GIVEN DATA:
################

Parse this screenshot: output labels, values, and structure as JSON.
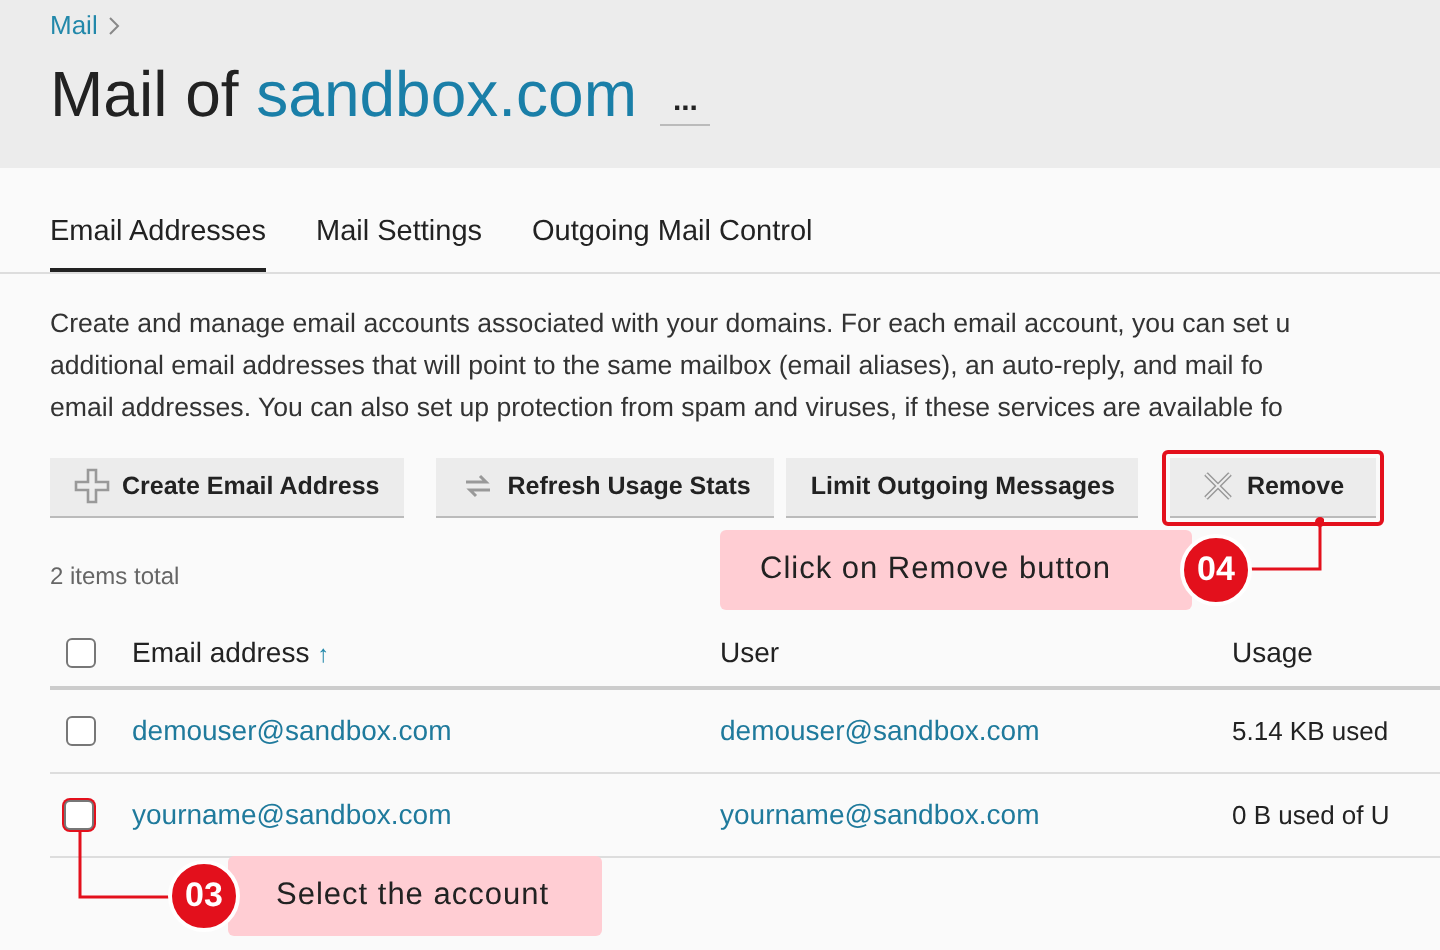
{
  "breadcrumb": {
    "items": [
      "Mail"
    ]
  },
  "title": {
    "prefix": "Mail of",
    "domain": "sandbox.com",
    "more": "..."
  },
  "tabs": [
    {
      "label": "Email Addresses",
      "selected": true
    },
    {
      "label": "Mail Settings",
      "selected": false
    },
    {
      "label": "Outgoing Mail Control",
      "selected": false
    }
  ],
  "description": [
    "Create and manage email accounts associated with your domains. For each email account, you can set u",
    "additional email addresses that will point to the same mailbox (email aliases), an auto-reply, and mail fo",
    "email addresses. You can also set up protection from spam and viruses, if these services are available fo"
  ],
  "toolbar": [
    {
      "label": "Create Email Address",
      "kind": "plus",
      "highlighted": false
    },
    {
      "label": "Refresh Usage Stats",
      "kind": "refresh",
      "highlighted": false
    },
    {
      "label": "Limit Outgoing Messages",
      "kind": "none",
      "highlighted": false
    },
    {
      "label": "Remove",
      "kind": "remove",
      "highlighted": true
    }
  ],
  "items_total": "2 items total",
  "table": {
    "columns": [
      "Email address",
      "User",
      "Usage"
    ],
    "sort_indicator": "↑",
    "header_checked": false,
    "rows": [
      {
        "email": "demouser@sandbox.com",
        "user": "demouser@sandbox.com",
        "usage": "5.14 KB used",
        "checked": false,
        "highlighted": false
      },
      {
        "email": "yourname@sandbox.com",
        "user": "yourname@sandbox.com",
        "usage": "0 B used of U",
        "checked": false,
        "highlighted": true
      }
    ]
  },
  "callouts": [
    {
      "number": "04",
      "text": "Click on Remove button"
    },
    {
      "number": "03",
      "text": "Select the account"
    }
  ]
}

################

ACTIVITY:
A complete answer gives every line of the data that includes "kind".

EXERCISE RESULT:
      "kind": "plus",
      "kind": "refresh",
      "kind": "none",
      "kind": "remove",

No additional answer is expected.